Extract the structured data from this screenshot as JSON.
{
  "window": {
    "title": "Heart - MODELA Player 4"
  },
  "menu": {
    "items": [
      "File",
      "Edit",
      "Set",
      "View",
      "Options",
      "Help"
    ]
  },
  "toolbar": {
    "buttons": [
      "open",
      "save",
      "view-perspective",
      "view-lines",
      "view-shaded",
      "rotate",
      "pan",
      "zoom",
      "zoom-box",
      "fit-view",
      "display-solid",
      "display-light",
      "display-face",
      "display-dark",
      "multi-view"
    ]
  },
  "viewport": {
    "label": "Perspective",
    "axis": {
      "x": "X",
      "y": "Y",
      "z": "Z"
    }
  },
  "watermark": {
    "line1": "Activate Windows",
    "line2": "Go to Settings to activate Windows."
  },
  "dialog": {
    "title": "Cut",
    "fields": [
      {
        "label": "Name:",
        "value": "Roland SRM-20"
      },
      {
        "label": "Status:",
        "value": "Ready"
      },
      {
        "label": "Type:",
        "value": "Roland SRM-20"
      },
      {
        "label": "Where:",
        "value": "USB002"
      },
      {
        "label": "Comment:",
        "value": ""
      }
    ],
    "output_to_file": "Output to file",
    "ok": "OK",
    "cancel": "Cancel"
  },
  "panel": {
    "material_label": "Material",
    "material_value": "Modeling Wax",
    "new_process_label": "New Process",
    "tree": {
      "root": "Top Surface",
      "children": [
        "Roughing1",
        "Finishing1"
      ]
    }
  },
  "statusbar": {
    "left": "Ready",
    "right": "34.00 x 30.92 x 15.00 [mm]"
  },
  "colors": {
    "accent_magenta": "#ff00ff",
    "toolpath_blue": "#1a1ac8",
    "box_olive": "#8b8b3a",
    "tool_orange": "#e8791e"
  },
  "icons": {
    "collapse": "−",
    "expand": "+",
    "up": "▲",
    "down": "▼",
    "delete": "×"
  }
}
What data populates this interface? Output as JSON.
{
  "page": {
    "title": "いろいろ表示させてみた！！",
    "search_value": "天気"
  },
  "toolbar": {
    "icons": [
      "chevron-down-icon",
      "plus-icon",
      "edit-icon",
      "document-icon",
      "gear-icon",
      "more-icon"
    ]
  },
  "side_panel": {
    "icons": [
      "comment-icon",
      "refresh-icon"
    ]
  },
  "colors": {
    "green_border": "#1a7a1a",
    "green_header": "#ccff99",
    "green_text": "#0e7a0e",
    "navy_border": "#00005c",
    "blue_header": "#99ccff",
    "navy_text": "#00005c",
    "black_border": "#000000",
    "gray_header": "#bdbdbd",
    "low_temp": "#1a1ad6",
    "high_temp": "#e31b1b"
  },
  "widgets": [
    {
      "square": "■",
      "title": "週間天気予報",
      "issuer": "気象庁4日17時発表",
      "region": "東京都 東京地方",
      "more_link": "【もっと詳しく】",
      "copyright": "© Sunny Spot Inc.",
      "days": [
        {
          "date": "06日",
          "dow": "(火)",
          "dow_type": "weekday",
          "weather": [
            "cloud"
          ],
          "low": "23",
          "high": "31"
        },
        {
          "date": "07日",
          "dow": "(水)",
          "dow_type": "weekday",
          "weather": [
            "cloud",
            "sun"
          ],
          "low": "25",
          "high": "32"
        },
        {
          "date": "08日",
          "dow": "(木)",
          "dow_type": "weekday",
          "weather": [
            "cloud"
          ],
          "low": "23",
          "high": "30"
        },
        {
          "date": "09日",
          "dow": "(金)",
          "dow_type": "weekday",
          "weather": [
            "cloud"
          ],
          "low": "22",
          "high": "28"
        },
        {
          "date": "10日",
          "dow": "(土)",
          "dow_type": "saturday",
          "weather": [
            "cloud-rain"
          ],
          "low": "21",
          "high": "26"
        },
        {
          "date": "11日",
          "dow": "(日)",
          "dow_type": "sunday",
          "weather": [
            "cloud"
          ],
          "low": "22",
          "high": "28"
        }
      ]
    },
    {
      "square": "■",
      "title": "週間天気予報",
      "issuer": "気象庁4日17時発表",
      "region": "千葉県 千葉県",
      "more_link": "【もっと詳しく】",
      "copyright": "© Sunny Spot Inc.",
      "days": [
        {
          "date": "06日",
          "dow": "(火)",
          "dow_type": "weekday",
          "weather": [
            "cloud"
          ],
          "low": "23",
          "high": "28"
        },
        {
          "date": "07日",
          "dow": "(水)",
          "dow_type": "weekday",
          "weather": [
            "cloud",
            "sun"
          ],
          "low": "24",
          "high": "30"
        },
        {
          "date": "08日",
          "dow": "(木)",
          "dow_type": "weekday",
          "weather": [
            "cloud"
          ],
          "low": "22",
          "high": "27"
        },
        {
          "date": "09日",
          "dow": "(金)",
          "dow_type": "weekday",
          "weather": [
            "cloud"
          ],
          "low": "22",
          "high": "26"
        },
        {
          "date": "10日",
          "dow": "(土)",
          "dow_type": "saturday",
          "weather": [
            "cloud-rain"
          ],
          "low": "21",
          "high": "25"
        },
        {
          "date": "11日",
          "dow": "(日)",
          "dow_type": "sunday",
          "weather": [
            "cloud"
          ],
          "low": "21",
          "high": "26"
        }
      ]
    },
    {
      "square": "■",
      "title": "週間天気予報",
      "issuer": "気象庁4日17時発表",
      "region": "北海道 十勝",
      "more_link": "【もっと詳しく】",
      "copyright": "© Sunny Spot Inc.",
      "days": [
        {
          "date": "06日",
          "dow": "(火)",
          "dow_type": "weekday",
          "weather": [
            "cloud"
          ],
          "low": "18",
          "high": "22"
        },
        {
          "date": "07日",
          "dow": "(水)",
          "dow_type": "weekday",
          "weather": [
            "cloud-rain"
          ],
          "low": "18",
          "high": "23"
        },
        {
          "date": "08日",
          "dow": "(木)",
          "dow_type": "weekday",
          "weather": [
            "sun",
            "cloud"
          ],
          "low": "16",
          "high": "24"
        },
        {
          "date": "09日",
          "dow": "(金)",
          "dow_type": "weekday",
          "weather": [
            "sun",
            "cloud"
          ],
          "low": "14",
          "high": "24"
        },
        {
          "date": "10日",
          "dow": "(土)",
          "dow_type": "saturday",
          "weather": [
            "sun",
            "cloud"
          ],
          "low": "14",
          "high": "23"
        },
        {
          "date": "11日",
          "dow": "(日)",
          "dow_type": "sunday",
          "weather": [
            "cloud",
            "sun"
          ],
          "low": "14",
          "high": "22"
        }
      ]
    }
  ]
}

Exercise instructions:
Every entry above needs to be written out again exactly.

Result for this exercise:
Extract the structured data from this screenshot as JSON.
{
  "window": {
    "title": "Heart - MODELA Player 4"
  },
  "menu": {
    "items": [
      "File",
      "Edit",
      "Set",
      "View",
      "Options",
      "Help"
    ]
  },
  "toolbar": {
    "buttons": [
      "open",
      "save",
      "view-perspective",
      "view-lines",
      "view-shaded",
      "rotate",
      "pan",
      "zoom",
      "zoom-box",
      "fit-view",
      "display-solid",
      "display-light",
      "display-face",
      "display-dark",
      "multi-view"
    ]
  },
  "viewport": {
    "label": "Perspective",
    "axis": {
      "x": "X",
      "y": "Y",
      "z": "Z"
    }
  },
  "watermark": {
    "line1": "Activate Windows",
    "line2": "Go to Settings to activate Windows."
  },
  "dialog": {
    "title": "Cut",
    "fields": [
      {
        "label": "Name:",
        "value": "Roland SRM-20"
      },
      {
        "label": "Status:",
        "value": "Ready"
      },
      {
        "label": "Type:",
        "value": "Roland SRM-20"
      },
      {
        "label": "Where:",
        "value": "USB002"
      },
      {
        "label": "Comment:",
        "value": ""
      }
    ],
    "output_to_file": "Output to file",
    "ok": "OK",
    "cancel": "Cancel"
  },
  "panel": {
    "material_label": "Material",
    "material_value": "Modeling Wax",
    "new_process_label": "New Process",
    "tree": {
      "root": "Top Surface",
      "children": [
        "Roughing1",
        "Finishing1"
      ]
    }
  },
  "statusbar": {
    "left": "Ready",
    "right": "34.00 x 30.92 x 15.00 [mm]"
  },
  "colors": {
    "accent_magenta": "#ff00ff",
    "toolpath_blue": "#1a1ac8",
    "box_olive": "#8b8b3a",
    "tool_orange": "#e8791e"
  },
  "icons": {
    "collapse": "−",
    "expand": "+",
    "up": "▲",
    "down": "▼",
    "delete": "×"
  }
}
What data populates this interface? Output as JSON.
{
  "page": {
    "title": "いろいろ表示させてみた！！",
    "search_value": "天気"
  },
  "toolbar": {
    "icons": [
      "chevron-down-icon",
      "plus-icon",
      "edit-icon",
      "document-icon",
      "gear-icon",
      "more-icon"
    ]
  },
  "side_panel": {
    "icons": [
      "comment-icon",
      "refresh-icon"
    ]
  },
  "colors": {
    "green_border": "#1a7a1a",
    "green_header": "#ccff99",
    "green_text": "#0e7a0e",
    "navy_border": "#00005c",
    "blue_header": "#99ccff",
    "navy_text": "#00005c",
    "black_border": "#000000",
    "gray_header": "#bdbdbd",
    "low_temp": "#1a1ad6",
    "high_temp": "#e31b1b"
  },
  "widgets": [
    {
      "square": "■",
      "title": "週間天気予報",
      "issuer": "気象庁4日17時発表",
      "region": "東京都 東京地方",
      "more_link": "【もっと詳しく】",
      "copyright": "© Sunny Spot Inc.",
      "days": [
        {
          "date": "06日",
          "dow": "(火)",
          "dow_type": "weekday",
          "weather": [
            "cloud"
          ],
          "low": "23",
          "high": "31"
        },
        {
          "date": "07日",
          "dow": "(水)",
          "dow_type": "weekday",
          "weather": [
            "cloud",
            "sun"
          ],
          "low": "25",
          "high": "32"
        },
        {
          "date": "08日",
          "dow": "(木)",
          "dow_type": "weekday",
          "weather": [
            "cloud"
          ],
          "low": "23",
          "high": "30"
        },
        {
          "date": "09日",
          "dow": "(金)",
          "dow_type": "weekday",
          "weather": [
            "cloud"
          ],
          "low": "22",
          "high": "28"
        },
        {
          "date": "10日",
          "dow": "(土)",
          "dow_type": "saturday",
          "weather": [
            "cloud-rain"
          ],
          "low": "21",
          "high": "26"
        },
        {
          "date": "11日",
          "dow": "(日)",
          "dow_type": "sunday",
          "weather": [
            "cloud"
          ],
          "low": "22",
          "high": "28"
        }
      ]
    },
    {
      "square": "■",
      "title": "週間天気予報",
      "issuer": "気象庁4日17時発表",
      "region": "千葉県 千葉県",
      "more_link": "【もっと詳しく】",
      "copyright": "© Sunny Spot Inc.",
      "days": [
        {
          "date": "06日",
          "dow": "(火)",
          "dow_type": "weekday",
          "weather": [
            "cloud"
          ],
          "low": "23",
          "high": "28"
        },
        {
          "date": "07日",
          "dow": "(水)",
          "dow_type": "weekday",
          "weather": [
            "cloud",
            "sun"
          ],
          "low": "24",
          "high": "30"
        },
        {
          "date": "08日",
          "dow": "(木)",
          "dow_type": "weekday",
          "weather": [
            "cloud"
          ],
          "low": "22",
          "high": "27"
        },
        {
          "date": "09日",
          "dow": "(金)",
          "dow_type": "weekday",
          "weather": [
            "cloud"
          ],
          "low": "22",
          "high": "26"
        },
        {
          "date": "10日",
          "dow": "(土)",
          "dow_type": "saturday",
          "weather": [
            "cloud-rain"
          ],
          "low": "21",
          "high": "25"
        },
        {
          "date": "11日",
          "dow": "(日)",
          "dow_type": "sunday",
          "weather": [
            "cloud"
          ],
          "low": "21",
          "high": "26"
        }
      ]
    },
    {
      "square": "■",
      "title": "週間天気予報",
      "issuer": "気象庁4日17時発表",
      "region": "北海道 十勝",
      "more_link": "【もっと詳しく】",
      "copyright": "© Sunny Spot Inc.",
      "days": [
        {
          "date": "06日",
          "dow": "(火)",
          "dow_type": "weekday",
          "weather": [
            "cloud"
          ],
          "low": "18",
          "high": "22"
        },
        {
          "date": "07日",
          "dow": "(水)",
          "dow_type": "weekday",
          "weather": [
            "cloud-rain"
          ],
          "low": "18",
          "high": "23"
        },
        {
          "date": "08日",
          "dow": "(木)",
          "dow_type": "weekday",
          "weather": [
            "sun",
            "cloud"
          ],
          "low": "16",
          "high": "24"
        },
        {
          "date": "09日",
          "dow": "(金)",
          "dow_type": "weekday",
          "weather": [
            "sun",
            "cloud"
          ],
          "low": "14",
          "high": "24"
        },
        {
          "date": "10日",
          "dow": "(土)",
          "dow_type": "saturday",
          "weather": [
            "sun",
            "cloud"
          ],
          "low": "14",
          "high": "23"
        },
        {
          "date": "11日",
          "dow": "(日)",
          "dow_type": "sunday",
          "weather": [
            "cloud",
            "sun"
          ],
          "low": "14",
          "high": "22"
        }
      ]
    }
  ]
}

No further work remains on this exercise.